* _ASSIGNED TASK_
Each line below is to be set down again exactly.

* _GIVEN DATA_

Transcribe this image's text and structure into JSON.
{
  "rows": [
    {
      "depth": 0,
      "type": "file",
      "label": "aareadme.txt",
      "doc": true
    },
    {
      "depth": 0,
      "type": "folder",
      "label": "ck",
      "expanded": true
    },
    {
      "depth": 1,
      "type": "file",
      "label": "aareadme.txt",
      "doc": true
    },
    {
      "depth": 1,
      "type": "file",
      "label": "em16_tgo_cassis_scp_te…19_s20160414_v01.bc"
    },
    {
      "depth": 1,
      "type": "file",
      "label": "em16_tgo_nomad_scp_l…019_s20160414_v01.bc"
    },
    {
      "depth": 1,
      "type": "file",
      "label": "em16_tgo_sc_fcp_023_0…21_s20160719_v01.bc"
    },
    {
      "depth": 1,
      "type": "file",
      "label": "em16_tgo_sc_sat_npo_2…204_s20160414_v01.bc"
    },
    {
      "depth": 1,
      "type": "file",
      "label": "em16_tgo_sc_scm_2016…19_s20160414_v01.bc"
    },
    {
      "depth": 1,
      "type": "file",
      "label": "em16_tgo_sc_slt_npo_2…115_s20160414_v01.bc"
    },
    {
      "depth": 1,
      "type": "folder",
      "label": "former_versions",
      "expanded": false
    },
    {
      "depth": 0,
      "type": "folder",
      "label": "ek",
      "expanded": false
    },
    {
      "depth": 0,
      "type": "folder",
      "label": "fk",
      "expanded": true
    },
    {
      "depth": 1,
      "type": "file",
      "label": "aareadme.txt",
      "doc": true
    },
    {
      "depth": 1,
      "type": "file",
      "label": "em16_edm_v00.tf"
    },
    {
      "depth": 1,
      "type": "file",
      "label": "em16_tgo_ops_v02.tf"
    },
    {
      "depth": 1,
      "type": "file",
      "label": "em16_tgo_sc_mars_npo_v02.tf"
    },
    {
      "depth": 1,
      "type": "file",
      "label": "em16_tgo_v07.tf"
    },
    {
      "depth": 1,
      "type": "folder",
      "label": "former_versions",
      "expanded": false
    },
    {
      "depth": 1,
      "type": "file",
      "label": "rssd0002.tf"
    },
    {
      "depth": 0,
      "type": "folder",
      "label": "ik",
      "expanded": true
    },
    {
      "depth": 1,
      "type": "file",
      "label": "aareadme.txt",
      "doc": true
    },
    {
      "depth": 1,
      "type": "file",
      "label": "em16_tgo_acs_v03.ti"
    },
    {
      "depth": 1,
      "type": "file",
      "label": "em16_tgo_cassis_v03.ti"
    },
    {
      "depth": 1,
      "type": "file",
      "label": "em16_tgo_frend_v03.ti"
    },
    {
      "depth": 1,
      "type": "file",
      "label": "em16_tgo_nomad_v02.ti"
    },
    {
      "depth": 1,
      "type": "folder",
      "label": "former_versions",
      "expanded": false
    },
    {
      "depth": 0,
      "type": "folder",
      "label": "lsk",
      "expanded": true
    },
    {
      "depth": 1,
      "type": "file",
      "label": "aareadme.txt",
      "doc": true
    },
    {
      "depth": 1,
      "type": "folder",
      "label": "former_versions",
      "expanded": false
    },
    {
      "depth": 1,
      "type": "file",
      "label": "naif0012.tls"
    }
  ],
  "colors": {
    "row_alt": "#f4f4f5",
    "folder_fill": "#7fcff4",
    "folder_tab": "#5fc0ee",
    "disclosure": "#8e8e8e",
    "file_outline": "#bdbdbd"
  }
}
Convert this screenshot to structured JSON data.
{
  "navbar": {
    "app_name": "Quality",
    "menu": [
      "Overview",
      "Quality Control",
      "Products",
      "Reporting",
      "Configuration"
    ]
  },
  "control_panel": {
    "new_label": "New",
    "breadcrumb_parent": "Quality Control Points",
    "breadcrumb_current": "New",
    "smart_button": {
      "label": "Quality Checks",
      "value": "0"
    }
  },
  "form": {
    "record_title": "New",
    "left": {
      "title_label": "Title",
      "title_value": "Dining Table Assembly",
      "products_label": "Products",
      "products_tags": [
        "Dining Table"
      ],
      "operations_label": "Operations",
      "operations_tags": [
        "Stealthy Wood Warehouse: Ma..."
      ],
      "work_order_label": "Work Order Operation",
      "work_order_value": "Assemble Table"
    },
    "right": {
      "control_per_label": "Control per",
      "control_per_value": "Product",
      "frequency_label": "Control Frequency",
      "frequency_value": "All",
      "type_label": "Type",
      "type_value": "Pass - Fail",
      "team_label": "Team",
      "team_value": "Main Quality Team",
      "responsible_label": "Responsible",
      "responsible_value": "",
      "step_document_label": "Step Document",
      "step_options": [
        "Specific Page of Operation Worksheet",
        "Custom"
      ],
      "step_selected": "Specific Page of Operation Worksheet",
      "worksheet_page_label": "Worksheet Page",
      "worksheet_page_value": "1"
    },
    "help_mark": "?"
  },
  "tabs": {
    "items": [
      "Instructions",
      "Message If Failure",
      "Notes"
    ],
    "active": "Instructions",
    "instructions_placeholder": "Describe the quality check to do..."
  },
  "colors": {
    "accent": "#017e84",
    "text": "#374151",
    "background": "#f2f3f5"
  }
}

* _EXPECTED OUTPUT_
Transcribe this image's text and structure into JSON.
{
  "rows": [
    {
      "depth": 0,
      "type": "file",
      "label": "aareadme.txt",
      "doc": true
    },
    {
      "depth": 0,
      "type": "folder",
      "label": "ck",
      "expanded": true
    },
    {
      "depth": 1,
      "type": "file",
      "label": "aareadme.txt",
      "doc": true
    },
    {
      "depth": 1,
      "type": "file",
      "label": "em16_tgo_cassis_scp_te…19_s20160414_v01.bc"
    },
    {
      "depth": 1,
      "type": "file",
      "label": "em16_tgo_nomad_scp_l…019_s20160414_v01.bc"
    },
    {
      "depth": 1,
      "type": "file",
      "label": "em16_tgo_sc_fcp_023_0…21_s20160719_v01.bc"
    },
    {
      "depth": 1,
      "type": "file",
      "label": "em16_tgo_sc_sat_npo_2…204_s20160414_v01.bc"
    },
    {
      "depth": 1,
      "type": "file",
      "label": "em16_tgo_sc_scm_2016…19_s20160414_v01.bc"
    },
    {
      "depth": 1,
      "type": "file",
      "label": "em16_tgo_sc_slt_npo_2…115_s20160414_v01.bc"
    },
    {
      "depth": 1,
      "type": "folder",
      "label": "former_versions",
      "expanded": false
    },
    {
      "depth": 0,
      "type": "folder",
      "label": "ek",
      "expanded": false
    },
    {
      "depth": 0,
      "type": "folder",
      "label": "fk",
      "expanded": true
    },
    {
      "depth": 1,
      "type": "file",
      "label": "aareadme.txt",
      "doc": true
    },
    {
      "depth": 1,
      "type": "file",
      "label": "em16_edm_v00.tf"
    },
    {
      "depth": 1,
      "type": "file",
      "label": "em16_tgo_ops_v02.tf"
    },
    {
      "depth": 1,
      "type": "file",
      "label": "em16_tgo_sc_mars_npo_v02.tf"
    },
    {
      "depth": 1,
      "type": "file",
      "label": "em16_tgo_v07.tf"
    },
    {
      "depth": 1,
      "type": "folder",
      "label": "former_versions",
      "expanded": false
    },
    {
      "depth": 1,
      "type": "file",
      "label": "rssd0002.tf"
    },
    {
      "depth": 0,
      "type": "folder",
      "label": "ik",
      "expanded": true
    },
    {
      "depth": 1,
      "type": "file",
      "label": "aareadme.txt",
      "doc": true
    },
    {
      "depth": 1,
      "type": "file",
      "label": "em16_tgo_acs_v03.ti"
    },
    {
      "depth": 1,
      "type": "file",
      "label": "em16_tgo_cassis_v03.ti"
    },
    {
      "depth": 1,
      "type": "file",
      "label": "em16_tgo_frend_v03.ti"
    },
    {
      "depth": 1,
      "type": "file",
      "label": "em16_tgo_nomad_v02.ti"
    },
    {
      "depth": 1,
      "type": "folder",
      "label": "former_versions",
      "expanded": false
    },
    {
      "depth": 0,
      "type": "folder",
      "label": "lsk",
      "expanded": true
    },
    {
      "depth": 1,
      "type": "file",
      "label": "aareadme.txt",
      "doc": true
    },
    {
      "depth": 1,
      "type": "folder",
      "label": "former_versions",
      "expanded": false
    },
    {
      "depth": 1,
      "type": "file",
      "label": "naif0012.tls"
    }
  ],
  "colors": {
    "row_alt": "#f4f4f5",
    "folder_fill": "#7fcff4",
    "folder_tab": "#5fc0ee",
    "disclosure": "#8e8e8e",
    "file_outline": "#bdbdbd"
  }
}
Convert this screenshot to structured JSON data.
{
  "navbar": {
    "app_name": "Quality",
    "menu": [
      "Overview",
      "Quality Control",
      "Products",
      "Reporting",
      "Configuration"
    ]
  },
  "control_panel": {
    "new_label": "New",
    "breadcrumb_parent": "Quality Control Points",
    "breadcrumb_current": "New",
    "smart_button": {
      "label": "Quality Checks",
      "value": "0"
    }
  },
  "form": {
    "record_title": "New",
    "left": {
      "title_label": "Title",
      "title_value": "Dining Table Assembly",
      "products_label": "Products",
      "products_tags": [
        "Dining Table"
      ],
      "operations_label": "Operations",
      "operations_tags": [
        "Stealthy Wood Warehouse: Ma..."
      ],
      "work_order_label": "Work Order Operation",
      "work_order_value": "Assemble Table"
    },
    "right": {
      "control_per_label": "Control per",
      "control_per_value": "Product",
      "frequency_label": "Control Frequency",
      "frequency_value": "All",
      "type_label": "Type",
      "type_value": "Pass - Fail",
      "team_label": "Team",
      "team_value": "Main Quality Team",
      "responsible_label": "Responsible",
      "responsible_value": "",
      "step_document_label": "Step Document",
      "step_options": [
        "Specific Page of Operation Worksheet",
        "Custom"
      ],
      "step_selected": "Specific Page of Operation Worksheet",
      "worksheet_page_label": "Worksheet Page",
      "worksheet_page_value": "1"
    },
    "help_mark": "?"
  },
  "tabs": {
    "items": [
      "Instructions",
      "Message If Failure",
      "Notes"
    ],
    "active": "Instructions",
    "instructions_placeholder": "Describe the quality check to do..."
  },
  "colors": {
    "accent": "#017e84",
    "text": "#374151",
    "background": "#f2f3f5"
  }
}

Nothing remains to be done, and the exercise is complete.